- Be hard on the “just in case” and single vs multiple use items. What is your hardest working piece? Keep it! What haven’t you used in over a year? Donate it!
- Really consider how some items are more trouble than they’re worth. They might be bringing down the functionality of the kitchen. Make a sensible decision about them.
- A good rule of thumb is to keep ¾ of your counter tops exposed. Simply remove anything that does not have to do with cooking and dining. Start at one end and work your way around the kitchen, making decisions as you go.
A NEW WAY TO THINK
Get in the zone. Typically, kitchens are designed with zones in mind. The only thing in your way from optimally utilizing the design is either too much stuff or too many over sized items. Try to keep over sized serving pieces and specialty cooking equipment in other storage areas. Visualize or sketch out some zones where similar items can go (baking, cooking, serving).
Resist purchasing single function and single use items. Kitchen gadgets will not increase the amount of time you spend cooking.

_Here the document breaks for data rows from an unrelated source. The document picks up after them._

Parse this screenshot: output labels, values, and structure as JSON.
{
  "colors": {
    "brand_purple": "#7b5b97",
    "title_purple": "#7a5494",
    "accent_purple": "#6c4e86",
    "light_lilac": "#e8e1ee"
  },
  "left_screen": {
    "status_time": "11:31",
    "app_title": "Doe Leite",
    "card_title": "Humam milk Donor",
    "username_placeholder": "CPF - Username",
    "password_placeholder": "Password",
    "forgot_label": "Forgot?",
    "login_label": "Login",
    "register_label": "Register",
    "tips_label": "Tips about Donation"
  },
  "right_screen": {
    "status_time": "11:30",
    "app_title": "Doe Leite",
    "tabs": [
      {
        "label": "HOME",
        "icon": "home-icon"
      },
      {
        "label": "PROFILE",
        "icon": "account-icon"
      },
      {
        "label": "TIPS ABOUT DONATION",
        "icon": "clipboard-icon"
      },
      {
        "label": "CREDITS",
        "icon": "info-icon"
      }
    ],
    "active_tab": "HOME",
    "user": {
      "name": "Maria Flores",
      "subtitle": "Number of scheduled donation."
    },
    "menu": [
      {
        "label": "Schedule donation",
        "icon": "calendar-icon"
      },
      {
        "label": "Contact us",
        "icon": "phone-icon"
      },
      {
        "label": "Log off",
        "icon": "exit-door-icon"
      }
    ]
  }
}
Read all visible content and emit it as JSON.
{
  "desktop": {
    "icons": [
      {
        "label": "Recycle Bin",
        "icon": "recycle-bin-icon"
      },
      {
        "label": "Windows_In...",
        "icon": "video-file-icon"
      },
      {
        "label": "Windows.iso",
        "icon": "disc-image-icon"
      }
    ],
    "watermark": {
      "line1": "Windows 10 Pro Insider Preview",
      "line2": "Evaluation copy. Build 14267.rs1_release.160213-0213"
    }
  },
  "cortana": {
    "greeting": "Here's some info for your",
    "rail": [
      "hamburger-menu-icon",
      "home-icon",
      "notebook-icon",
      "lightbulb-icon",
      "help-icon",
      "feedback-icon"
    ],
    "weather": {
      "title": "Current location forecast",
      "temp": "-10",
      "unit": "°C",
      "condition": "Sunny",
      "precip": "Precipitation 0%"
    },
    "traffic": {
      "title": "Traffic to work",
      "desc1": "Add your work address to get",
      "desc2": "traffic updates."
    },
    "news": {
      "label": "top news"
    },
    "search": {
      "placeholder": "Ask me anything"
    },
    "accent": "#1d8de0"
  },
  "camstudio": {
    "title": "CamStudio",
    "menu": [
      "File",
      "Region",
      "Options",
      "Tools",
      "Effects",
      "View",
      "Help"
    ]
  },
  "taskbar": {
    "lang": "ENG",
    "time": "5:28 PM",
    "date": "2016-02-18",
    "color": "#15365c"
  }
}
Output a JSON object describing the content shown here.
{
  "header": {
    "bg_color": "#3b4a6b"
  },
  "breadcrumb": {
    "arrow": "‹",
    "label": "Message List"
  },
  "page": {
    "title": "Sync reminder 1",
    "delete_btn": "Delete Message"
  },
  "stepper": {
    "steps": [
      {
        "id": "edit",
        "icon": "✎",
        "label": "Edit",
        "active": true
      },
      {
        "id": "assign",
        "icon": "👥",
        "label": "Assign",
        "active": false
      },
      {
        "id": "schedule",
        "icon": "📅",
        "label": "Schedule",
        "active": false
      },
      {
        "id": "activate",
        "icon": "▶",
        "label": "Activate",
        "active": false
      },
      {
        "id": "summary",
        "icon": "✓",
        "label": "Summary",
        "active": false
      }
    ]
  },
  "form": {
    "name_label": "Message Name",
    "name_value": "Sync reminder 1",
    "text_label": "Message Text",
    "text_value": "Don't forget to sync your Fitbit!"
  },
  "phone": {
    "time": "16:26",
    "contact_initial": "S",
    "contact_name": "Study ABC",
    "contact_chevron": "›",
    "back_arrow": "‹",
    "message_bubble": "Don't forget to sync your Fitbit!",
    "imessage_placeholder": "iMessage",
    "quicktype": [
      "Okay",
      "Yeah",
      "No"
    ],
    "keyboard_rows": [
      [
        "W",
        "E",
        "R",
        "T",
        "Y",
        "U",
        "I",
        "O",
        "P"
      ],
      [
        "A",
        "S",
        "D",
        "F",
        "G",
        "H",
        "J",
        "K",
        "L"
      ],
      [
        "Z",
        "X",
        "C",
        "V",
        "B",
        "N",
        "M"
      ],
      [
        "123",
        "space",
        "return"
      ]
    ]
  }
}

They create clutter and chaos in a kitchen. Instead of buying a gigantic platter, buy a few interesting matching ones that look nice together, give you versatility, and store easily.
When you know what you need and keep what you use fairly consistently, the kitchen becomes an easy space to keep cleaned and organized.
Here’s to creating a kitchen that works!
This is twice as high as the percentage of people diagnosed with OCD. This statistic is interesting because it conflicts with the idea that HOARDING is a subset of OCD. Studies are being done to differentiate the two and see how often several co-morbid conditions come into play in hoarding situations. In fact 92% of individuals that hoard have been diagnosed with other psychiatric disorders. The issue is further complicated because 85% of hoarders report having a first degree relative who demonstrates a hoarding behavior. This condition makes it hard to discern what is genetic and what is learned.
After attending the NSGCD Conference in Austin in September it became evident that organizers are leading the way to find tools and strategies to help these clients. They have developed rating scales that can be used by other professionals like therapists, emergency personnel and family members to easily designate where hoarders are on a spectrum of the disorder. NSGCD has developed training and certifications specifically on hoarding to help professionals help their clients.
One of the pitfalls of working with hoarders is not understanding how they think. You can see them burying themselves alive and often they are only concerned with the smallest minutia. This obsession with detail is common and to ignore it creates an immediate lack of trust in you and in the process. Success means taking time to build the foundation, make small changes and build upon them.
Their pain in letting go is real.
Their beliefs are real.
Their inability to see or define clutter is real.
It is our job to be a partner and make lasting behavior change. Anyone can toss items in a dumpster; we are here to make a difference in thinking and behavior.